3.2             The way in which children are disciplined in Ukrainian families, would in many instances be considered inappropriate in the United Kingdom. The welfare checks in place for children in the scheme would be ceased should the funding be stopped. This would inevitably place a number of children not known to children’s social care at risk of both physical and emotional abuse.

 

3.3             If Government decides to extend thank-you payments, the parallel processes of guests living with hosts whilst awaiting household DBS checks to be completed prior to thank you payments being processed, should be revisited.  Hosts are often being financially disadvantaged due to the time taken to complete DBS checks, in some cases up to 4 months.  Whilst the DBS thank you payments are backdated for a negative result; hosts can be left without the agreed financial support for several months. The impact of this has been further exacerbated by the cost-of-living crisis.  Of equal measure and concern, is where a positive DBS check is received, and a hosting arrangement is not approved, in which case no payment is made to the host for the period of the guests stay.

 

3.4             Hampshire’s Children Services Enquiry Team have received 10,696 enquiries between 5/4/2022 and 3/11/23.  It is estimated that 45% of these queries have been because of these parallel processes referred to above. These can be broken down into the following categories; DBS (excluding checks): 160 (1.77%), Checks (including DBS): 2844 (31.5%), DBS Complaints: 44 (0.48%), Thank You payments: 4538 (50.26%), Payment Complaints: 97 (1.07%).

 

3.5             Many complaints are aired publicly in the mainstream press and on social media, all of which have the potential to unnecessarily negatively impact on the County Council’s reputation and undermine the very challenging work it is doing very successfully to implement scheme.

 

  1. Data Return

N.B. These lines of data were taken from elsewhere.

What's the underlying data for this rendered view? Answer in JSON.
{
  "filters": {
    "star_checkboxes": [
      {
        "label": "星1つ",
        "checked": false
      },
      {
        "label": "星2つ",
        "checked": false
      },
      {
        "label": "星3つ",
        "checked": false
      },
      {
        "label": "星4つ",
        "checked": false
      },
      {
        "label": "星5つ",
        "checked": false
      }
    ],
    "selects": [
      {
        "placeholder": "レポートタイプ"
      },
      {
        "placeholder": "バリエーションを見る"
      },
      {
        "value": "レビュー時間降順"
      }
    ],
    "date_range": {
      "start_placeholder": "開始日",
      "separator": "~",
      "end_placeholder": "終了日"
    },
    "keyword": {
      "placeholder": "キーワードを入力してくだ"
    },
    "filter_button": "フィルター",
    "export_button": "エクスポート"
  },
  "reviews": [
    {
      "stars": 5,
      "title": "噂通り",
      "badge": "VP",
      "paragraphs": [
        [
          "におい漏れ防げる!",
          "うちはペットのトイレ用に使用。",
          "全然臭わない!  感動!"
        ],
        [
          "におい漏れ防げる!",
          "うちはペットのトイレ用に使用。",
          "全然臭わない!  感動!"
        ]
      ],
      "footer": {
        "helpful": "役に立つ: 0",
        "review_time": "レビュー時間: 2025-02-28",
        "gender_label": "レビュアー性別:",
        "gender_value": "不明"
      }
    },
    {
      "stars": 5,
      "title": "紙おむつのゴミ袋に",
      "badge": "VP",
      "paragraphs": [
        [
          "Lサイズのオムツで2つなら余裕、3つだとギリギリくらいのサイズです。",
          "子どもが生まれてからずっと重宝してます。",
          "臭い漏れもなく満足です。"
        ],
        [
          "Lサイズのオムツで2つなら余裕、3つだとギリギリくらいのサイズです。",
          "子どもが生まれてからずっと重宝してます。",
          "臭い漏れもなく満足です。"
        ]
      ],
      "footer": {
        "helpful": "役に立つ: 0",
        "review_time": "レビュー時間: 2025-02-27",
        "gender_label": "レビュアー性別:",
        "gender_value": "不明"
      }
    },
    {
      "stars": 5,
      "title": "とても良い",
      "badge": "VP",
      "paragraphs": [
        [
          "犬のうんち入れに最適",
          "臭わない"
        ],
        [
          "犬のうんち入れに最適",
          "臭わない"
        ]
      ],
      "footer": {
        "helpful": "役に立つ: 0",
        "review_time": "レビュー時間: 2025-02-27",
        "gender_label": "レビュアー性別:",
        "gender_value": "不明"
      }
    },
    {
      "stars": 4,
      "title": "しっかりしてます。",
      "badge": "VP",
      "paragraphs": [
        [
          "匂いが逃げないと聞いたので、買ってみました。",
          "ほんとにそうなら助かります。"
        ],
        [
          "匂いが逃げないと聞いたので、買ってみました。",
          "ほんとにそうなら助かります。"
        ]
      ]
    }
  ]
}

4.1             Time consuming, a duplication of effort and returns littered with errors and inconsistencies. Much of the information requested in the return is already available to the Department of Levelling UP Homes & Communities (DLUHC) and can be found on the Delta section of Foundry system. There are no advanced warnings of questions and inconsistent requests for information have been received for each quarterly return.

 

4.2             Many Delta requests for information has been on data we have not been asked to record, so consequently the existing data cannot be filtered or extracted to meet this ask, this results in extra hours of work to provide DLUHC with information that is not on a consistence basis held. The rationale in asking local authorities to report on back on data they already hold could be indicative of the lack of confidence they have in the quality of their own data sets and systems.

 

  1. DLUHC data

5.1             The quality of data received via the DLUHC is poor and in many cases not accurate, it does not present a clear reflection of the scheme, leading to resource having to be found to cleanse the data provided before it can be used for reporting purposes. Foundry creates hundreds of additional ‘new’ records for individuals who re-submit their visa requests after applications have been refused making it difficult to identify correct family units. It is highly likely that the poor quality of the data provided will mean local authorities have been unable to submit accurate information when making claims for funding. 

 

  1. Community & Integration

6.1             The tariff has enabled over 50 local community and integration initiatives to support Ukrainian guests to be set-up since the scheme commenced. It has allowed guests to receive support through employability workshops, English language development, attend organised ‘drop in’ events across the county, and attend conversational café and clubs. These have all provided significant support to guests while also enabling LAs to substantially reduce the risk of neglect and isolation they would otherwise face.

 

November 2023